_WHAT YOU ARE ASKED TO DO_
Return the listing below in full, exactly.

_INPUT FOR THIS TASK_
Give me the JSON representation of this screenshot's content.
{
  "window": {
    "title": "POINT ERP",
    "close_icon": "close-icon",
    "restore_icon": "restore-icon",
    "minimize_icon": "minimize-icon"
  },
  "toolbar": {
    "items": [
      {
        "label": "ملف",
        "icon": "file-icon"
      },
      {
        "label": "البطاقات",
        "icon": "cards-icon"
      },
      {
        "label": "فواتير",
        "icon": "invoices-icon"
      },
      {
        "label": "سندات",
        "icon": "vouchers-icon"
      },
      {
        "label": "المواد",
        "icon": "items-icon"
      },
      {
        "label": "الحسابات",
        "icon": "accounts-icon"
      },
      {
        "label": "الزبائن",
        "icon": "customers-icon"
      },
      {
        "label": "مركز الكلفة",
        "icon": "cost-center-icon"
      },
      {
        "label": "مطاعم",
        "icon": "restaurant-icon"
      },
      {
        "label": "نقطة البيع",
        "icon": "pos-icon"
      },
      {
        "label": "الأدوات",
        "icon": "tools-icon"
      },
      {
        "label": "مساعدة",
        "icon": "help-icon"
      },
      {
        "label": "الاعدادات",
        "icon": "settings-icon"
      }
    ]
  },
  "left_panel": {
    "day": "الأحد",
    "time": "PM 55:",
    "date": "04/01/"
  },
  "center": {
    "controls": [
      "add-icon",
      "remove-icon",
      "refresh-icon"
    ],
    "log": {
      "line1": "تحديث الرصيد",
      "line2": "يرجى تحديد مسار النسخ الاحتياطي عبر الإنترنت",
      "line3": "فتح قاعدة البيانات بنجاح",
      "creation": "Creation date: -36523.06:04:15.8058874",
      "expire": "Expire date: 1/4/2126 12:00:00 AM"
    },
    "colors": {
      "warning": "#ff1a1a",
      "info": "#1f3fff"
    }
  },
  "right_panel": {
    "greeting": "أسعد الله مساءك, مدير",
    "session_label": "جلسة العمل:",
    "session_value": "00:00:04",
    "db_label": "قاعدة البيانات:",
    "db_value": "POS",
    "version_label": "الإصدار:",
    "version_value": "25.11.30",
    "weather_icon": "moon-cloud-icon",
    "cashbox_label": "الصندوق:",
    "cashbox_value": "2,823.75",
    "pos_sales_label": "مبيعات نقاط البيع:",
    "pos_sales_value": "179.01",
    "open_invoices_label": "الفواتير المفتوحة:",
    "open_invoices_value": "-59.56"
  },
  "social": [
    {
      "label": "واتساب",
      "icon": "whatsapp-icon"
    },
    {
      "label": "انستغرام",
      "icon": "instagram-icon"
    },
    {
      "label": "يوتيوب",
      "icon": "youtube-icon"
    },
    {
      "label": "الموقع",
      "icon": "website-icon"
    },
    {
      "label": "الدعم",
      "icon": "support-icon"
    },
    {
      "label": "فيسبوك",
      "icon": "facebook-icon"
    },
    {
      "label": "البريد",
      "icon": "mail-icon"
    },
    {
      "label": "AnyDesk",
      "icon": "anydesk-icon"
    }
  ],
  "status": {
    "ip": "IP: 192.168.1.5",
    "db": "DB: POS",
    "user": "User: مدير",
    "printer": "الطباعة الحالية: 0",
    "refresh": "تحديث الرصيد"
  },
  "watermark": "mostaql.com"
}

_SOLUTION BELOW_
Give me the JSON representation of this screenshot's content.
{
  "window": {
    "title": "POINT ERP",
    "close_icon": "close-icon",
    "restore_icon": "restore-icon",
    "minimize_icon": "minimize-icon"
  },
  "toolbar": {
    "items": [
      {
        "label": "ملف",
        "icon": "file-icon"
      },
      {
        "label": "البطاقات",
        "icon": "cards-icon"
      },
      {
        "label": "فواتير",
        "icon": "invoices-icon"
      },
      {
        "label": "سندات",
        "icon": "vouchers-icon"
      },
      {
        "label": "المواد",
        "icon": "items-icon"
      },
      {
        "label": "الحسابات",
        "icon": "accounts-icon"
      },
      {
        "label": "الزبائن",
        "icon": "customers-icon"
      },
      {
        "label": "مركز الكلفة",
        "icon": "cost-center-icon"
      },
      {
        "label": "مطاعم",
        "icon": "restaurant-icon"
      },
      {
        "label": "نقطة البيع",
        "icon": "pos-icon"
      },
      {
        "label": "الأدوات",
        "icon": "tools-icon"
      },
      {
        "label": "مساعدة",
        "icon": "help-icon"
      },
      {
        "label": "الاعدادات",
        "icon": "settings-icon"
      }
    ]
  },
  "left_panel": {
    "day": "الأحد",
    "time": "PM 55:",
    "date": "04/01/"
  },
  "center": {
    "controls": [
      "add-icon",
      "remove-icon",
      "refresh-icon"
    ],
    "log": {
      "line1": "تحديث الرصيد",
      "line2": "يرجى تحديد مسار النسخ الاحتياطي عبر الإنترنت",
      "line3": "فتح قاعدة البيانات بنجاح",
      "creation": "Creation date: -36523.06:04:15.8058874",
      "expire": "Expire date: 1/4/2126 12:00:00 AM"
    },
    "colors": {
      "warning": "#ff1a1a",
      "info": "#1f3fff"
    }
  },
  "right_panel": {
    "greeting": "أسعد الله مساءك, مدير",
    "session_label": "جلسة العمل:",
    "session_value": "00:00:04",
    "db_label": "قاعدة البيانات:",
    "db_value": "POS",
    "version_label": "الإصدار:",
    "version_value": "25.11.30",
    "weather_icon": "moon-cloud-icon",
    "cashbox_label": "الصندوق:",
    "cashbox_value": "2,823.75",
    "pos_sales_label": "مبيعات نقاط البيع:",
    "pos_sales_value": "179.01",
    "open_invoices_label": "الفواتير المفتوحة:",
    "open_invoices_value": "-59.56"
  },
  "social": [
    {
      "label": "واتساب",
      "icon": "whatsapp-icon"
    },
    {
      "label": "انستغرام",
      "icon": "instagram-icon"
    },
    {
      "label": "يوتيوب",
      "icon": "youtube-icon"
    },
    {
      "label": "الموقع",
      "icon": "website-icon"
    },
    {
      "label": "الدعم",
      "icon": "support-icon"
    },
    {
      "label": "فيسبوك",
      "icon": "facebook-icon"
    },
    {
      "label": "البريد",
      "icon": "mail-icon"
    },
    {
      "label": "AnyDesk",
      "icon": "anydesk-icon"
    }
  ],
  "status": {
    "ip": "IP: 192.168.1.5",
    "db": "DB: POS",
    "user": "User: مدير",
    "printer": "الطباعة الحالية: 0",
    "refresh": "تحديث الرصيد"
  },
  "watermark": "mostaql.com"
}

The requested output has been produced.